A literalistic reading of Genesis is clearly plausible. Many Christians, and most Adventists, embrace such a reading. But every Adventist scientist (including the most conservative of them) knows that at least some insights from the modern consensus about how the world took shape are also plausible.
When in this light you recall how Scripture says the human mind cannot plumb the depths of divine mystery, it is abject intellectual failure to rule out readings that treat Genesis creation accounts as somehow poetic. Surely what God does may be, at least at times, too deep for literal reportage, and has to be pictured or told or sung. Did God say his thoughts and ways are higher than ours, and not really mean it?
I cannot say for sure, but I imagine that humility born of similar insight may have entered into what James White said in 1861. That was the year the first conference of Adventist churches was organized, in Michigan. At the organizing meeting, he opposed adopting a creed-like statement of belief because it would block “new light” and stand in “direct opposition” to the “gifts of the Holy Spirit.
Now, unlike James White, some creation literalists want to place ever-tighter controls on what Adventists can explore and discuss. How can we compete for influence in God’s world when we retreat into an intellectual cocoon?
Question 2: Will “Yes, Creation!” be a step toward the hardening of the Adventist heart?
People who attend to current conversation on the interpretation of our creation teaching have repeatedly heard voices declare: “If you don’t embrace Adventist doctrine, you shouldn’t take an Adventist paycheck.”
But when you point out that the statement on creation in the Twenty-Eight Fundamentals document was meant, by its still-alive authors, to keep the door open for both literal and metaphorical readings of Genesis, what happens? Calls go forth to revise the statement into something implacably and exclusively literalistic. What could be more disingenuous?
Although creed-like statements are, from the standpoint of the pioneers, dubious in any case, the most doctrinaire of the creation literalists want to sharpen our teaching into a kind of theological elbow, the more easily to shove aside not only the quest for deeper understanding but also the fact of difference inside the fold.
So here is another abject failure, this time a failure of moral imagination. For the most doctrinaire among us, ungenerosity has become a virtue. We ought to pay attention to whether “Yes, Creation!” ends up catering to people of this stripe.
Questions 3: Will these lectures help to unite us in an energetic witness against the dehumanizing thrust of dogmatic evolutionism?
Perhaps “Yes, Creation!” lecturers will crystallize the deep meaning of creation faith. Perhaps they will repudiate hegemonic science (“parascience”) without repudiating the deliverances of scientific research. Perhaps they will motivate us to join together in a truly mindful witness of faith to an increasingly secular world.

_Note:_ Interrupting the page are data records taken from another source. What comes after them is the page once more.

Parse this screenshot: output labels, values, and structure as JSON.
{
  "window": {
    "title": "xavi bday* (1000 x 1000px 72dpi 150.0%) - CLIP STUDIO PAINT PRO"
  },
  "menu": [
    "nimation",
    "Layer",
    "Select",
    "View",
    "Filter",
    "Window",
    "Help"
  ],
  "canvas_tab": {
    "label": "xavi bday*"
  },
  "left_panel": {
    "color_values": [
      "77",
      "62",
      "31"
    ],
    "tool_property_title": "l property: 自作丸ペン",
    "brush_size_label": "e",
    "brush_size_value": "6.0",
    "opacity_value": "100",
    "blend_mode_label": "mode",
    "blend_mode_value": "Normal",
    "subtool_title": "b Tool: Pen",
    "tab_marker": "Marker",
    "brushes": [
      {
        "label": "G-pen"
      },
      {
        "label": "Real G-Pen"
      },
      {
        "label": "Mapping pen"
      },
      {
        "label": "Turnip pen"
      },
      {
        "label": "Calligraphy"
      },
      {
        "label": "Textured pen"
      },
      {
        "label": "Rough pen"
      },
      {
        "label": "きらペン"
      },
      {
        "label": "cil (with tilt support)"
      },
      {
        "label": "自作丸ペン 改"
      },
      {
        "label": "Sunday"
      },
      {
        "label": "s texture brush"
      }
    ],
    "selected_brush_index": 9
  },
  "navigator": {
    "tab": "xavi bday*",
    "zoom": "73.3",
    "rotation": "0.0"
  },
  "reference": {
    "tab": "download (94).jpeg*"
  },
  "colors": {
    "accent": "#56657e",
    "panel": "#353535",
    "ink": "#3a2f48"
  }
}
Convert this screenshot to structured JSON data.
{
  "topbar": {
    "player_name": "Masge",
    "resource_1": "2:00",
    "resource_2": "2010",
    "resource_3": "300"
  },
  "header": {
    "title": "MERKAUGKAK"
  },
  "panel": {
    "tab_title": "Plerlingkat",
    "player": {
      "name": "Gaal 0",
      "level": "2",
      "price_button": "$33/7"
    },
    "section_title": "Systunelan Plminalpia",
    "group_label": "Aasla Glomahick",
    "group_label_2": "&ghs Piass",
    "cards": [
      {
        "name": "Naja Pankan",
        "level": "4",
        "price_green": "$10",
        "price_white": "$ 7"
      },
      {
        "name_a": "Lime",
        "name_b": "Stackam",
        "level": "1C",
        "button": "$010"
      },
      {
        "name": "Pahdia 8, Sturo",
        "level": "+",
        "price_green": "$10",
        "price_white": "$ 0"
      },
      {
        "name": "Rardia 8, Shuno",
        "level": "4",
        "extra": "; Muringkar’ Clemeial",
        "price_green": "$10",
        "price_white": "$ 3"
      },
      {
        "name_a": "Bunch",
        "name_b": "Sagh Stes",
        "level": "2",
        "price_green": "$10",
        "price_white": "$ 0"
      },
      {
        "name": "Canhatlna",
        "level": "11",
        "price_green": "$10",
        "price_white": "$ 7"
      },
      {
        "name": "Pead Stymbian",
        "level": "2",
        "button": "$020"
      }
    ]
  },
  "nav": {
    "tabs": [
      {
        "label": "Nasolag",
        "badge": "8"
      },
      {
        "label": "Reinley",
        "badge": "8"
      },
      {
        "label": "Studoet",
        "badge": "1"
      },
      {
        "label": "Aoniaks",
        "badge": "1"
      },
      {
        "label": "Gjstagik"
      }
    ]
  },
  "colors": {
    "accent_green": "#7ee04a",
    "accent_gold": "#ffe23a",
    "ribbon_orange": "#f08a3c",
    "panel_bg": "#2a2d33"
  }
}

That, in any case, is what you and I should be hoping for. Anything less is folly, and a check against the march of folly would be welcome indeed.
Charles Scriven is President of Kettering College of Medical Arts and chairman of the board of the Adventist Forum|SPECTRUM.